2015 06-16 SB Channel
Captain Dave and the crew of the Condor Express ran another excellent cetacean adventure in the Santa Barbara Channel today. The harbor entrance buoy, which is typically inhabited by a half-dozen or so female and juvenile California sea lions, had a not fully grown male taking up at least half the buoy. This is mating and pupping season, the males that are not fully grown cannot hold a beach of their own, flee the rookeries on San Miguel and San Nicolas islands. Fun to see.
Around 1050 am we came into a multitude of long-beaked common dolphins and humpback whales which were spread over wide area which generally followed the 50-fathom curve of the bottom topography. We watched 15 humpbacks including one very large mother with her calf. There were one or two instances of surface lunge feeding away from the boat, but lots and lots of beautiful tail flukes were to be seen all around us. Many more spouts were also seen in the distance but we did not go running hither and yon. Easily 2000 long-beaked common dolphins were also feeding here. The anchovy schools were deep and other than the instances of surface feeding described above, nothing else was consumed at the surface. This probably helped explain the paucity of seabirds.
Off we went for a nice cruise along the northern sea cliffs, caves and grottos of Santa Cruz Island. It was sunny and calm near the mainland and #whales, but sunny and windy at the island. After the island tour we headed north to see what else we could find.
Just about mid-Channel we came across another hot spot. We found this one by following a high speed line of #dolphins that led us to the action. Another 16 humpback whales and 1000 long-beaked common dolphins were active in this region. As before, not so many birds were feeding and certainly no pelicans, terns or other crash-diving, surface feeding ones.

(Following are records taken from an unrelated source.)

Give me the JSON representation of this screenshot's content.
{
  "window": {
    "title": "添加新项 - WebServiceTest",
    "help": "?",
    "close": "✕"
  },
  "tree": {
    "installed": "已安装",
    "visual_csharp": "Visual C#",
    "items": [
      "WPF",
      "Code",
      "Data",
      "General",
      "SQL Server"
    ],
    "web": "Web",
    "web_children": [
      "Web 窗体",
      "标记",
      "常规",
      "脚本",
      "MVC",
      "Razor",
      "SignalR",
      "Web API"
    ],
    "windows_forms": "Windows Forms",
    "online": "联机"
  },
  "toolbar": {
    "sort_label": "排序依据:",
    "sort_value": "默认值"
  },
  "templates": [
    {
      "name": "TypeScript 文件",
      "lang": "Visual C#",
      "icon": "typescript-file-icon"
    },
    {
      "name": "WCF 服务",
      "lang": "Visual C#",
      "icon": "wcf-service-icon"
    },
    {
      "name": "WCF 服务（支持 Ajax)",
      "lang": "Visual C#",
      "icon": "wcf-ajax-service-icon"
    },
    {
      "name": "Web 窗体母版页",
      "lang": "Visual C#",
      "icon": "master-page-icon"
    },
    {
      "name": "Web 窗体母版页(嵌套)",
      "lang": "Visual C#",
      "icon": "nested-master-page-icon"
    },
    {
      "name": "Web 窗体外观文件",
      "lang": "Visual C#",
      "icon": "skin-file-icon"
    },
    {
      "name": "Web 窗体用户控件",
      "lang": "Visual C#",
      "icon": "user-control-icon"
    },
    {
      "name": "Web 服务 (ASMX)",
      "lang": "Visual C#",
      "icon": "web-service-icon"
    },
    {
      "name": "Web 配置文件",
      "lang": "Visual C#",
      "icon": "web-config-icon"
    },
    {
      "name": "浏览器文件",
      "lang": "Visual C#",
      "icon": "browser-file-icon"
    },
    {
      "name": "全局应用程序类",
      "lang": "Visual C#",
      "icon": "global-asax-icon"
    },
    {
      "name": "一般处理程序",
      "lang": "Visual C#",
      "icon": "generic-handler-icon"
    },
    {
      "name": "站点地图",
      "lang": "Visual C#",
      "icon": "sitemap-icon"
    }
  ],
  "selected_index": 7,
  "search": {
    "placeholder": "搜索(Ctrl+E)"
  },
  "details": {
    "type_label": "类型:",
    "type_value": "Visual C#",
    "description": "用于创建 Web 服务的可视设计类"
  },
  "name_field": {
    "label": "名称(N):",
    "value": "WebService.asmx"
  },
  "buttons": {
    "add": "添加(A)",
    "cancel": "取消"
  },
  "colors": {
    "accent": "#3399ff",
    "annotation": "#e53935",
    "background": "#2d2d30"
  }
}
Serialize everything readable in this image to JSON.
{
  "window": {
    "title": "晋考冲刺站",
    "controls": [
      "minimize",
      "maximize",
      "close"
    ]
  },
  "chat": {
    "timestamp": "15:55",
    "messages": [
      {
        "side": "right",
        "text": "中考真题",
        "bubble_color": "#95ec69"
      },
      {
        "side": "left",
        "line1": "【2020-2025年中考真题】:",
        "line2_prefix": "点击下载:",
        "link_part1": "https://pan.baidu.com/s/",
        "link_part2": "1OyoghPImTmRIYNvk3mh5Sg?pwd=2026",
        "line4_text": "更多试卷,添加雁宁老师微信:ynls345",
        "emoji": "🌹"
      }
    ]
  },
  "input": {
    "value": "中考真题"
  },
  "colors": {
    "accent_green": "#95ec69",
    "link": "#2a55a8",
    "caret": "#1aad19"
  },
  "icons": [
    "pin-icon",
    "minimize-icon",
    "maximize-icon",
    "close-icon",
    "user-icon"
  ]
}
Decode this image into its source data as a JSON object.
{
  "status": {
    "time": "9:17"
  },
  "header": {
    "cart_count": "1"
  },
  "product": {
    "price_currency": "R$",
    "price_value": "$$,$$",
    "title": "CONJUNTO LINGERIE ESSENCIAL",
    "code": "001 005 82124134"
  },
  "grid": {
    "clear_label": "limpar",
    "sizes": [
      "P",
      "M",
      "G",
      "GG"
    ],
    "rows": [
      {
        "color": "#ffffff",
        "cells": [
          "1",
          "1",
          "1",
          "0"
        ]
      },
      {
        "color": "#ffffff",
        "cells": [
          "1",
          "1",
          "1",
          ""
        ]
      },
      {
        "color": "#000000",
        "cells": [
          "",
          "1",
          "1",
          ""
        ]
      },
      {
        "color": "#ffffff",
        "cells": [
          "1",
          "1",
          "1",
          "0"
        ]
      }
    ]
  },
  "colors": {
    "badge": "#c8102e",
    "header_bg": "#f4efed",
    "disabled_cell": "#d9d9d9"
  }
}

This was probably some kind of record-breaking day for humpback whales.
You never know what Mother Nature has in store. Bob Perry Condor Express